======== Given data

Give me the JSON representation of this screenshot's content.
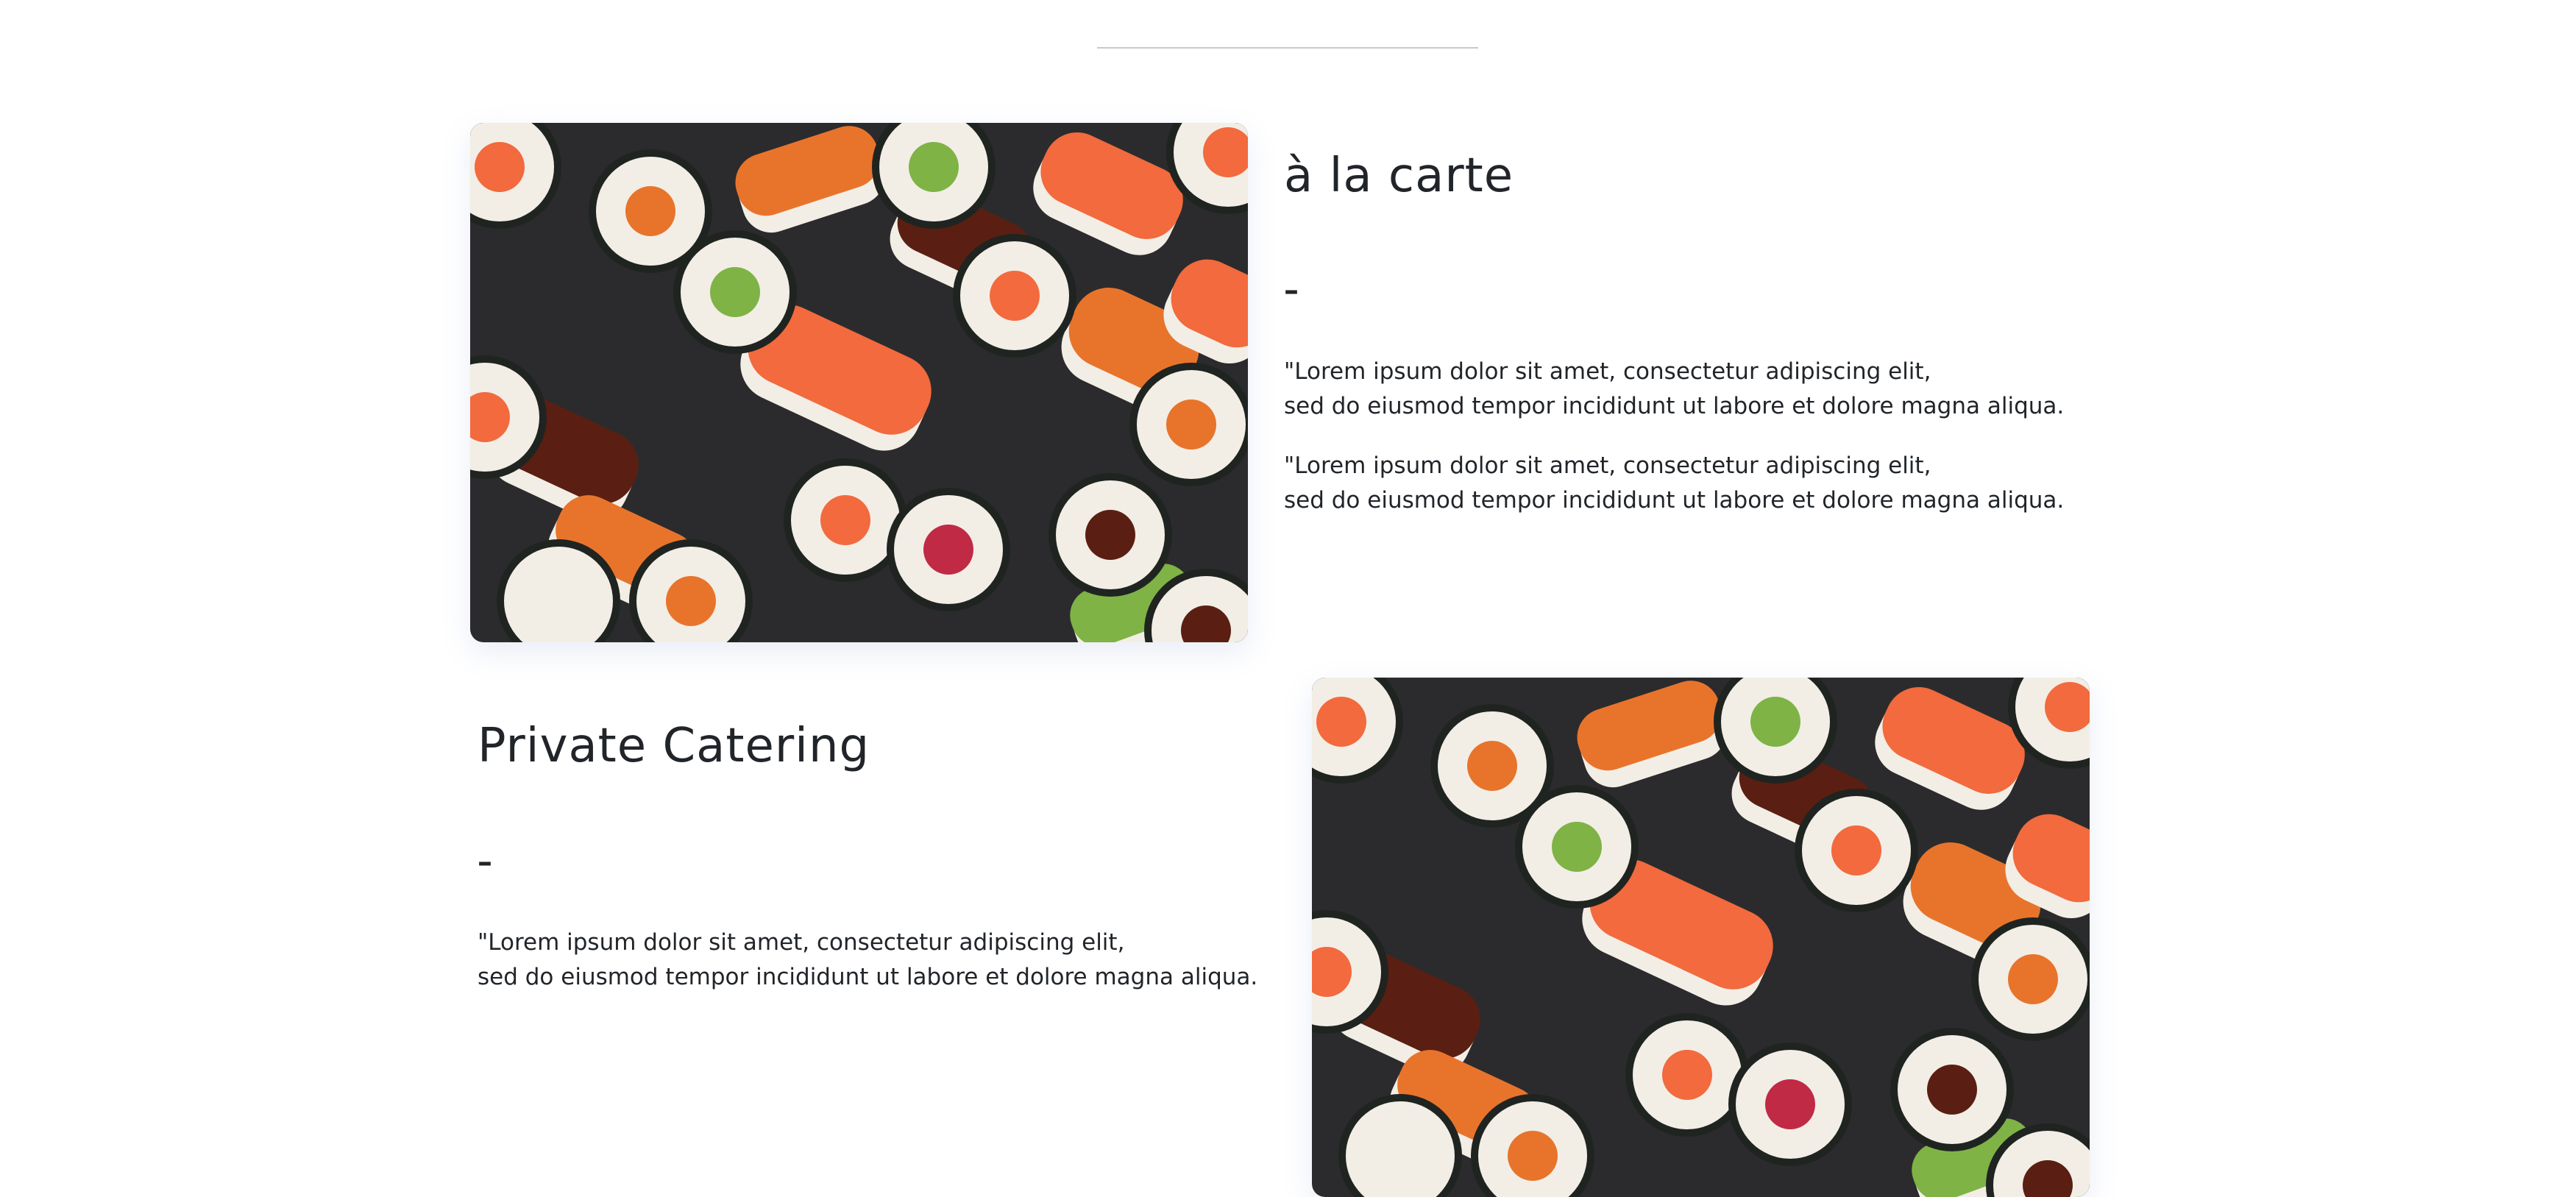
{
  "sections": [
    {
      "title": "à la carte",
      "dash": "–",
      "paragraphs": [
        {
          "line1": "\"Lorem ipsum dolor sit amet, consectetur adipiscing elit,",
          "line2": "sed do eiusmod tempor incididunt ut labore et dolore magna aliqua."
        },
        {
          "line1": "\"Lorem ipsum dolor sit amet, consectetur adipiscing elit,",
          "line2": "sed do eiusmod tempor incididunt ut labore et dolore magna aliqua."
        }
      ],
      "image": "sushi-platter-photo"
    },
    {
      "title": "Private Catering",
      "dash": "–",
      "paragraphs": [
        {
          "line1": "\"Lorem ipsum dolor sit amet, consectetur adipiscing elit,",
          "line2": "sed do eiusmod tempor incididunt ut labore et dolore magna aliqua."
        }
      ],
      "image": "sushi-platter-photo"
    }
  ],
  "colors": {
    "text": "#212529",
    "divider": "#c9c9c9",
    "slate": "#2b2b2d",
    "salmon": "#f26a3d",
    "rice": "#f2eee6",
    "nori": "#1f2421",
    "roe": "#e8742c",
    "sauce": "#5a1f12",
    "cucumber": "#7fb346",
    "tuna": "#c02a45"
  }
}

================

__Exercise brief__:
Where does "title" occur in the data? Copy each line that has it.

__Task answer__:
      "title": "à la carte",
      "title": "Private Catering",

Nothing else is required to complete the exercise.